- **Collected data entries**

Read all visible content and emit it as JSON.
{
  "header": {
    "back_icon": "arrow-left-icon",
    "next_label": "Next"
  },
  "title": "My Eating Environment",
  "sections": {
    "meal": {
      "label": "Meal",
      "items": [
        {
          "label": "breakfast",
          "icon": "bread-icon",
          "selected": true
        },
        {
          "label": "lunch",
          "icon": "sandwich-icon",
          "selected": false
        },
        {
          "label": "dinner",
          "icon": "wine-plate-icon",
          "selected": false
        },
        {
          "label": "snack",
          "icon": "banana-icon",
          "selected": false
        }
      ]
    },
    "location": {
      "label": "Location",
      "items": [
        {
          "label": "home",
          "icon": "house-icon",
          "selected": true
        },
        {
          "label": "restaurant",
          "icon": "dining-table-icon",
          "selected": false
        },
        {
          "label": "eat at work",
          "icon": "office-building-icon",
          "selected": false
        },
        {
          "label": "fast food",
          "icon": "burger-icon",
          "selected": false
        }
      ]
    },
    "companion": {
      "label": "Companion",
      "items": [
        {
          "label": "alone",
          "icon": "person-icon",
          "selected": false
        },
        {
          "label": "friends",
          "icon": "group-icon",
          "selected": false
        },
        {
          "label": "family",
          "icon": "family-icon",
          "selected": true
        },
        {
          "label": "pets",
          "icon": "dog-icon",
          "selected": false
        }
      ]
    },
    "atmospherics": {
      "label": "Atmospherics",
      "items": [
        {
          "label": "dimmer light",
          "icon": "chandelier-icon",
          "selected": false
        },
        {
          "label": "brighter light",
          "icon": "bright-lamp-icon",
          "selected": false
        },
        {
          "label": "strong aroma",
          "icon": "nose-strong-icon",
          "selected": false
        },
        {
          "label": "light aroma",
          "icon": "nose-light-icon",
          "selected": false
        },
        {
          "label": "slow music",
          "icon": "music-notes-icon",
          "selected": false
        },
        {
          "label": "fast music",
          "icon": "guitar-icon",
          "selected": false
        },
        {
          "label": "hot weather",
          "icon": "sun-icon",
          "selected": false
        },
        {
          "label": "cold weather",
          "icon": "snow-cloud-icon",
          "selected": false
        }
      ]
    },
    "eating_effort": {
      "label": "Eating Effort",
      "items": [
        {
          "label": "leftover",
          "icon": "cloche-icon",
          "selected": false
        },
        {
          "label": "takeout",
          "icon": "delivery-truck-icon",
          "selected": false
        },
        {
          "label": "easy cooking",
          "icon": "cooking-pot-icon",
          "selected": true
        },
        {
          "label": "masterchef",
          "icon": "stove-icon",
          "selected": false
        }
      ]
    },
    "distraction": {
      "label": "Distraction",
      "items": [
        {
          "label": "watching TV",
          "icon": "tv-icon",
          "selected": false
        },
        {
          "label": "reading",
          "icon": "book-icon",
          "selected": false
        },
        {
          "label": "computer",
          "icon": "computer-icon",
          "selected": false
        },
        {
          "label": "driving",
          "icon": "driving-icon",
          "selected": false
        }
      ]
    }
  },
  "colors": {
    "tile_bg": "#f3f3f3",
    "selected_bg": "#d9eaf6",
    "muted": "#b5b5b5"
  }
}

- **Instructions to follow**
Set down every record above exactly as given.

- **Answer space**
Read all visible content and emit it as JSON.
{
  "header": {
    "back_icon": "arrow-left-icon",
    "next_label": "Next"
  },
  "title": "My Eating Environment",
  "sections": {
    "meal": {
      "label": "Meal",
      "items": [
        {
          "label": "breakfast",
          "icon": "bread-icon",
          "selected": true
        },
        {
          "label": "lunch",
          "icon": "sandwich-icon",
          "selected": false
        },
        {
          "label": "dinner",
          "icon": "wine-plate-icon",
          "selected": false
        },
        {
          "label": "snack",
          "icon": "banana-icon",
          "selected": false
        }
      ]
    },
    "location": {
      "label": "Location",
      "items": [
        {
          "label": "home",
          "icon": "house-icon",
          "selected": true
        },
        {
          "label": "restaurant",
          "icon": "dining-table-icon",
          "selected": false
        },
        {
          "label": "eat at work",
          "icon": "office-building-icon",
          "selected": false
        },
        {
          "label": "fast food",
          "icon": "burger-icon",
          "selected": false
        }
      ]
    },
    "companion": {
      "label": "Companion",
      "items": [
        {
          "label": "alone",
          "icon": "person-icon",
          "selected": false
        },
        {
          "label": "friends",
          "icon": "group-icon",
          "selected": false
        },
        {
          "label": "family",
          "icon": "family-icon",
          "selected": true
        },
        {
          "label": "pets",
          "icon": "dog-icon",
          "selected": false
        }
      ]
    },
    "atmospherics": {
      "label": "Atmospherics",
      "items": [
        {
          "label": "dimmer light",
          "icon": "chandelier-icon",
          "selected": false
        },
        {
          "label": "brighter light",
          "icon": "bright-lamp-icon",
          "selected": false
        },
        {
          "label": "strong aroma",
          "icon": "nose-strong-icon",
          "selected": false
        },
        {
          "label": "light aroma",
          "icon": "nose-light-icon",
          "selected": false
        },
        {
          "label": "slow music",
          "icon": "music-notes-icon",
          "selected": false
        },
        {
          "label": "fast music",
          "icon": "guitar-icon",
          "selected": false
        },
        {
          "label": "hot weather",
          "icon": "sun-icon",
          "selected": false
        },
        {
          "label": "cold weather",
          "icon": "snow-cloud-icon",
          "selected": false
        }
      ]
    },
    "eating_effort": {
      "label": "Eating Effort",
      "items": [
        {
          "label": "leftover",
          "icon": "cloche-icon",
          "selected": false
        },
        {
          "label": "takeout",
          "icon": "delivery-truck-icon",
          "selected": false
        },
        {
          "label": "easy cooking",
          "icon": "cooking-pot-icon",
          "selected": true
        },
        {
          "label": "masterchef",
          "icon": "stove-icon",
          "selected": false
        }
      ]
    },
    "distraction": {
      "label": "Distraction",
      "items": [
        {
          "label": "watching TV",
          "icon": "tv-icon",
          "selected": false
        },
        {
          "label": "reading",
          "icon": "book-icon",
          "selected": false
        },
        {
          "label": "computer",
          "icon": "computer-icon",
          "selected": false
        },
        {
          "label": "driving",
          "icon": "driving-icon",
          "selected": false
        }
      ]
    }
  },
  "colors": {
    "tile_bg": "#f3f3f3",
    "selected_bg": "#d9eaf6",
    "muted": "#b5b5b5"
  }
}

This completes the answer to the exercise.